The crackdown against the opponents of Turkish President Tayyip Erdogan picked up speed this weekend as thousands of private schools, charities, and other organizations were ordered shut. The government claims that they are all part of a network of supporters of exiled scholar Fethullah Gulen.
The tally of closures includes:
The first decree signed by Erdogan authorizes the closure of 1,043 private schools, 1,229 charities and foundations, 19 trade unions, 15 universities and 35 medical institutions over suspected links to the Gulen movement, the Anadolu agency said.
Parliament must still approve the decree but requires only a simply majority, which the government has.
The closing of private hospitals with patients in them didn’t faze Erdogan at all. The patients are being transferred to state-run healthcare facilities.
The Turkish government is losing patience with the rest of the world who are skeptical of Erdogan’s motives:
A top Turkish official also accused some European countries of downplaying the grave danger posed by the failed insurrection, an apparent response to Western concerns about possible human rights violations in the government’s crackdown.
“Some European colleagues think this is a Pokemon game, this coup attempt,” said Omer Celik Turkey’s minister for EU affairs. “Come here and see how serious this is. This is not something we play in a virtual game.
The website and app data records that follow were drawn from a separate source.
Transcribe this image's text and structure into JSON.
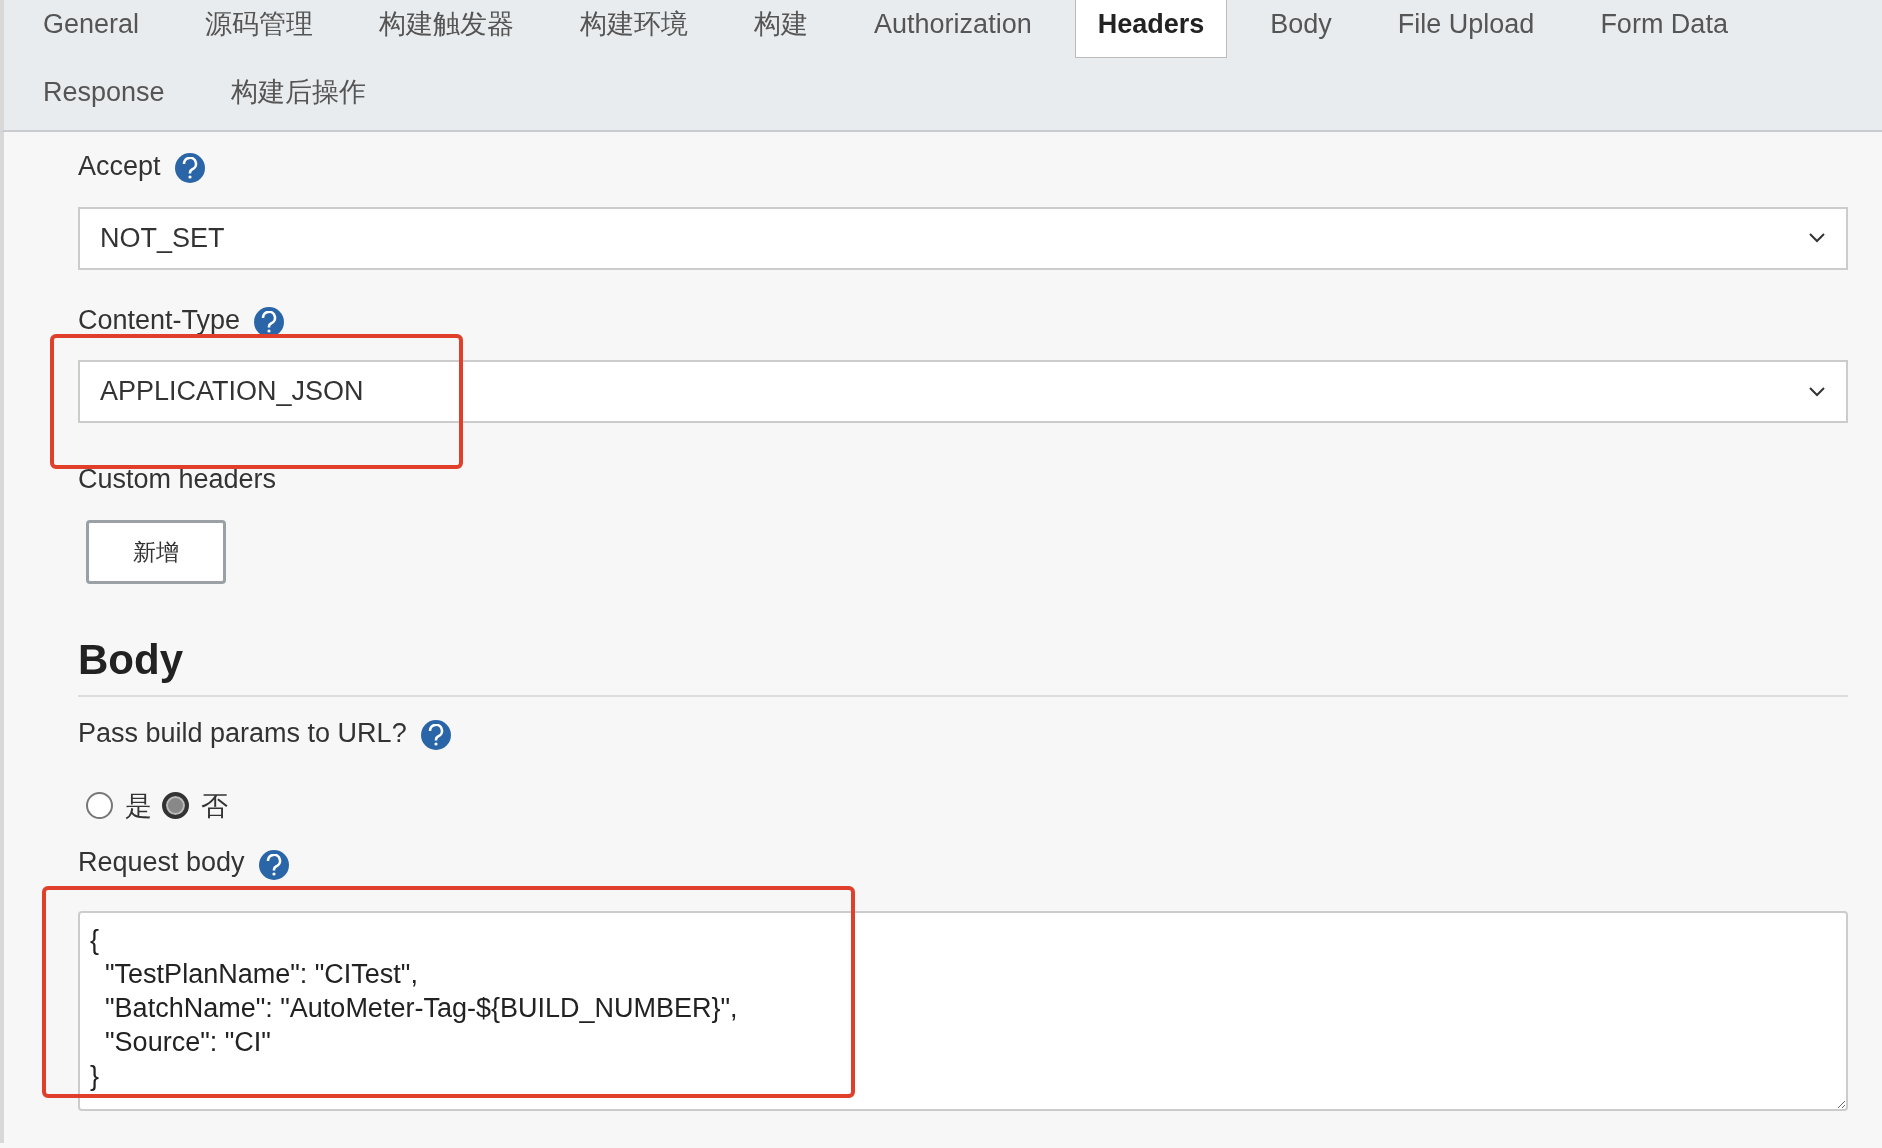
{
  "tabs": [
    {
      "label": "General",
      "selected": false
    },
    {
      "label": "源码管理",
      "selected": false
    },
    {
      "label": "构建触发器",
      "selected": false
    },
    {
      "label": "构建环境",
      "selected": false
    },
    {
      "label": "构建",
      "selected": false
    },
    {
      "label": "Authorization",
      "selected": false
    },
    {
      "label": "Headers",
      "selected": true
    },
    {
      "label": "Body",
      "selected": false
    },
    {
      "label": "File Upload",
      "selected": false
    },
    {
      "label": "Form Data",
      "selected": false
    },
    {
      "label": "Response",
      "selected": false
    },
    {
      "label": "构建后操作",
      "selected": false
    }
  ],
  "headers": {
    "accept": {
      "label": "Accept",
      "value": "NOT_SET"
    },
    "content_type": {
      "label": "Content-Type",
      "value": "APPLICATION_JSON",
      "highlighted": true
    },
    "custom_headers": {
      "label": "Custom headers",
      "button": "新增"
    }
  },
  "body": {
    "heading": "Body",
    "pass_params": {
      "label": "Pass build params to URL?",
      "options": [
        {
          "label": "是",
          "selected": false
        },
        {
          "label": "否",
          "selected": true
        }
      ]
    },
    "request_body": {
      "label": "Request body",
      "highlighted": true,
      "value": "{\n  \"TestPlanName\": \"CITest\",\n  \"BatchName\": \"AutoMeter-Tag-${BUILD_NUMBER}\",\n  \"Source\": \"CI\"\n}"
    }
  }
}
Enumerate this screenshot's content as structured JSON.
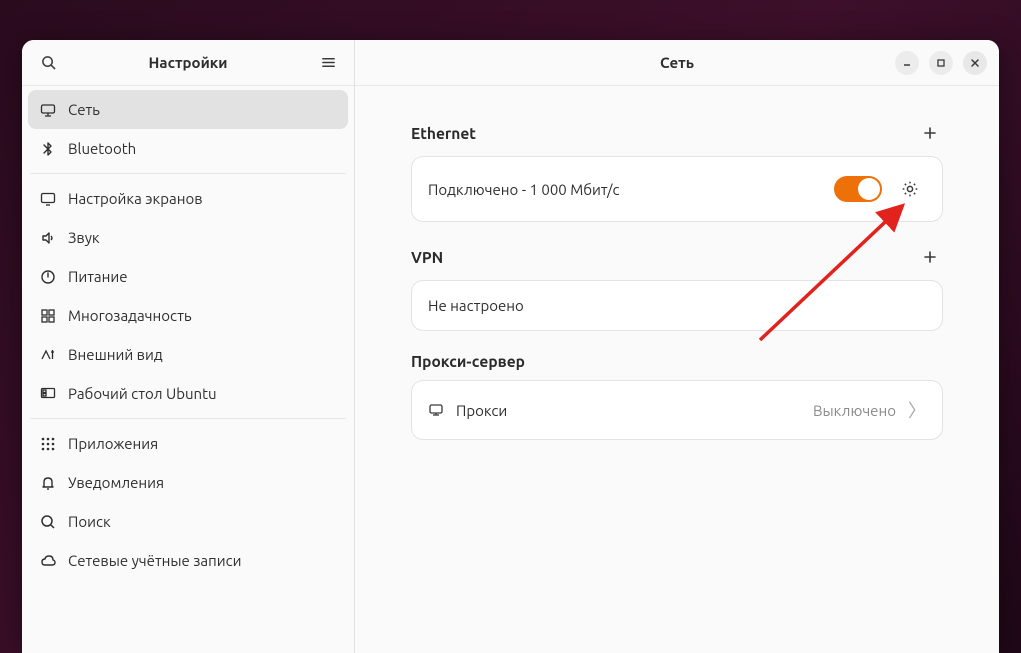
{
  "sidebar": {
    "title": "Настройки",
    "items": [
      {
        "label": "Сеть"
      },
      {
        "label": "Bluetooth"
      },
      {
        "label": "Настройка экранов"
      },
      {
        "label": "Звук"
      },
      {
        "label": "Питание"
      },
      {
        "label": "Многозадачность"
      },
      {
        "label": "Внешний вид"
      },
      {
        "label": "Рабочий стол Ubuntu"
      },
      {
        "label": "Приложения"
      },
      {
        "label": "Уведомления"
      },
      {
        "label": "Поиск"
      },
      {
        "label": "Сетевые учётные записи"
      }
    ]
  },
  "main": {
    "title": "Сеть",
    "sections": {
      "ethernet": {
        "title": "Ethernet",
        "status": "Подключено - 1 000 Мбит/с",
        "enabled": true
      },
      "vpn": {
        "title": "VPN",
        "status": "Не настроено"
      },
      "proxy": {
        "title": "Прокси-сервер",
        "row_label": "Прокси",
        "row_value": "Выключено"
      }
    }
  },
  "colors": {
    "accent": "#ed7108"
  }
}
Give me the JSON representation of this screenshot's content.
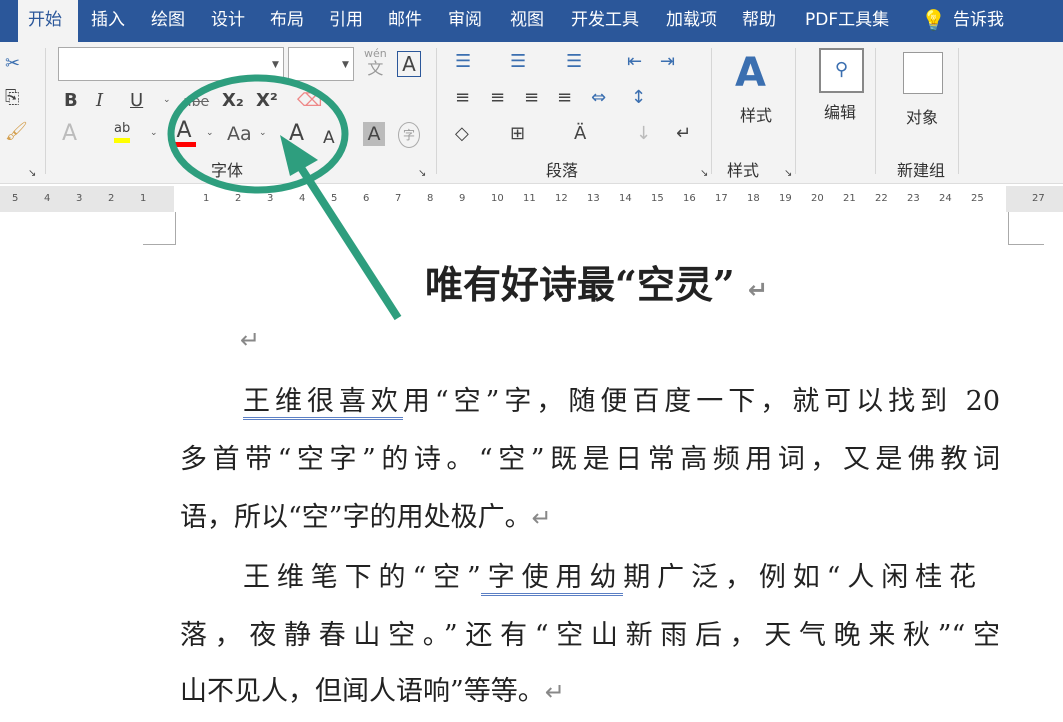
{
  "tabs": [
    "开始",
    "插入",
    "绘图",
    "设计",
    "布局",
    "引用",
    "邮件",
    "审阅",
    "视图",
    "开发工具",
    "加载项",
    "帮助",
    "PDF工具集",
    "告诉我"
  ],
  "ribbon": {
    "font_group": "字体",
    "paragraph_group": "段落",
    "styles_group": "样式",
    "new_group": "新建组",
    "styles_button": "样式",
    "edit_button": "编辑",
    "object_button": "对象",
    "font_name": "",
    "font_size": "",
    "phonetic": "wén",
    "phonetic_char": "文",
    "bold": "B",
    "italic": "I",
    "underline": "U",
    "strike": "abe",
    "subscript": "X₂",
    "superscript": "X²",
    "change_case": "Aa",
    "grow": "A",
    "shrink": "A",
    "highlight_label": "ab",
    "font_color_label": "A",
    "text_effects": "A",
    "char_shading": "A",
    "enclose": "字"
  },
  "colors": {
    "accent": "#2b579a",
    "highlight": "#ffff00",
    "font_color": "#ff0000",
    "annotation": "#2e9e7e"
  },
  "ruler": {
    "left": [
      "5",
      "4",
      "3",
      "2",
      "1"
    ],
    "right": [
      "1",
      "2",
      "3",
      "4",
      "5",
      "6",
      "7",
      "8",
      "9",
      "10",
      "11",
      "12",
      "13",
      "14",
      "15",
      "16",
      "17",
      "18",
      "19",
      "20",
      "21",
      "22",
      "23",
      "24",
      "25",
      "27"
    ]
  },
  "document": {
    "title": "唯有好诗最“空灵”",
    "p1": [
      "王维很喜欢",
      "用“空”字，随便百度一下，就可以找到 20",
      "多首带“空字”的诗。“空”既是日常高频用词，又是佛教词",
      "语，所以“空”字的用处极广。"
    ],
    "p2": [
      "王维笔下的“空”",
      "字使用幼",
      "期广泛，例如“人闲桂花",
      "落，夜静春山空。”还有“空山新雨后，天气晚来秋”“空",
      "山不见人，但闻人语响”等等。"
    ],
    "return_mark": "↵"
  }
}
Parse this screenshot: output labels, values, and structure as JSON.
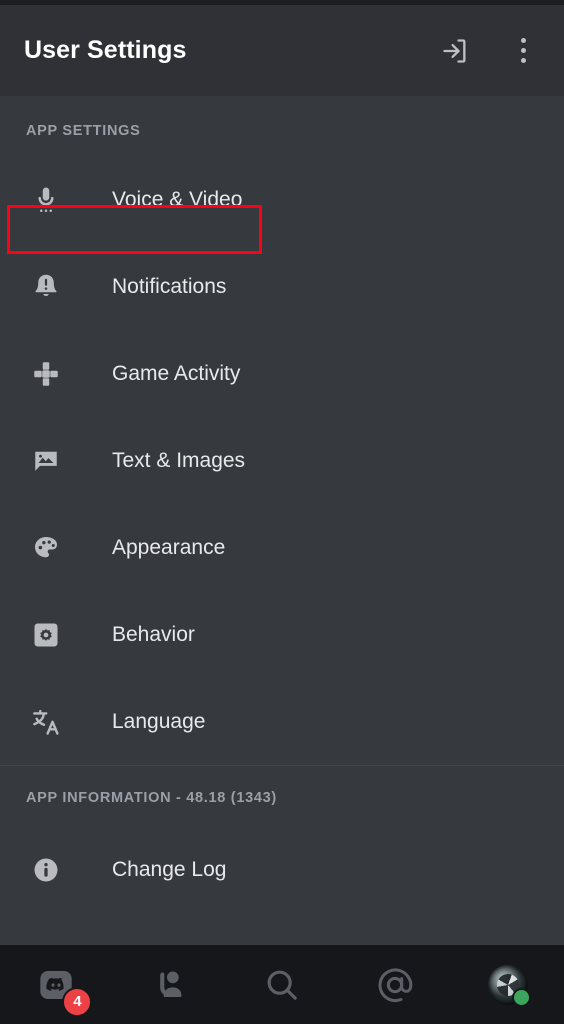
{
  "header": {
    "title": "User Settings",
    "logout_icon": "logout-icon",
    "overflow_icon": "more-vertical-icon"
  },
  "sections": [
    {
      "key": "app_settings",
      "title": "APP SETTINGS",
      "highlighted": true,
      "items": [
        {
          "icon": "microphone-icon",
          "label": "Voice & Video"
        },
        {
          "icon": "bell-alert-icon",
          "label": "Notifications"
        },
        {
          "icon": "gamepad-icon",
          "label": "Game Activity"
        },
        {
          "icon": "image-message-icon",
          "label": "Text & Images"
        },
        {
          "icon": "palette-icon",
          "label": "Appearance"
        },
        {
          "icon": "gear-square-icon",
          "label": "Behavior"
        },
        {
          "icon": "translate-icon",
          "label": "Language"
        }
      ]
    },
    {
      "key": "app_information",
      "title": "APP INFORMATION - 48.18 (1343)",
      "highlighted": false,
      "items": [
        {
          "icon": "info-icon",
          "label": "Change Log"
        }
      ]
    }
  ],
  "annotation": {
    "target": "APP SETTINGS",
    "color": "#ff0014"
  },
  "bottom_nav": {
    "items": [
      {
        "icon": "discord-servers-icon",
        "badge": "4",
        "active": false
      },
      {
        "icon": "friends-icon",
        "badge": null,
        "active": false
      },
      {
        "icon": "search-icon",
        "badge": null,
        "active": false
      },
      {
        "icon": "mentions-icon",
        "badge": null,
        "active": false
      },
      {
        "icon": "user-avatar",
        "badge": null,
        "active": false,
        "status": "online"
      }
    ]
  },
  "colors": {
    "header_bg": "#2f3136",
    "body_bg": "#36393e",
    "nav_bg": "#16171b",
    "icon": "#b9bbbe",
    "text": "#e8e9eb",
    "muted": "#9aa0a7",
    "badge": "#ed4245",
    "online": "#3ba55d",
    "annotation": "#ff0014"
  }
}
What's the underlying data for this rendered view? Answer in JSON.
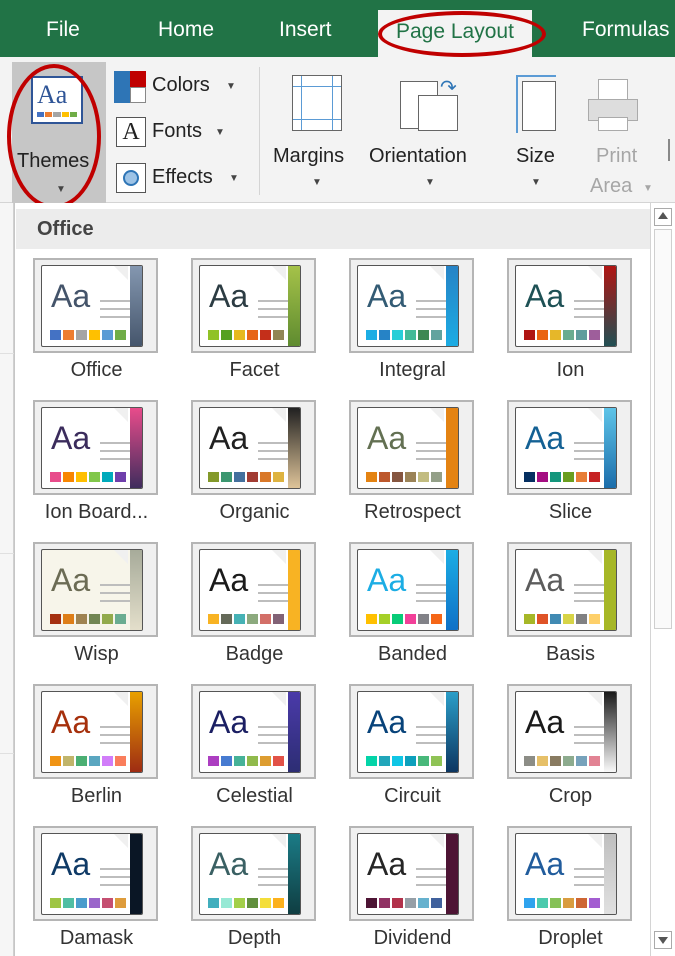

This is happening in real time in Turkey.”
President Recep Tayyip Erdogan also sharply criticized concerns that the large-scale purges, which have left at least 10,000 people in jail and about 50,000 fired or suspended, could jeopardize basic freedoms. Erdogan told France 24 on Saturday that Turkey has no choice but to impose stringent security measures, after the attempted coup that killed about 290 people and was put down by loyalist forces and protesters.
“We are duty-bound to take these measures. Our Western friends fail to see it that way. I cannot understand why,” Erdogan said. “I’m under the impression that they will only see that once all the political leaders of Turkey are killed, and then they’ll start to dance for joy.”
Does anyone believe that 60,000 people were involved in the coup? If true, Turkey would have the most incompetent internal security apparatus in the world.
Those in jail, or fired, or suspended are guilty of opposing the country’s president, not of trying to overthrow the democratic order. For Erdogan to claim opposition to him is the same as opposing democracy is absurd.
Erdogan will meet with fired members of his military council this week, probably to outline his “reforms.” I wonder if they will include all members of the armed forces taking an oath of allegiance to him personally.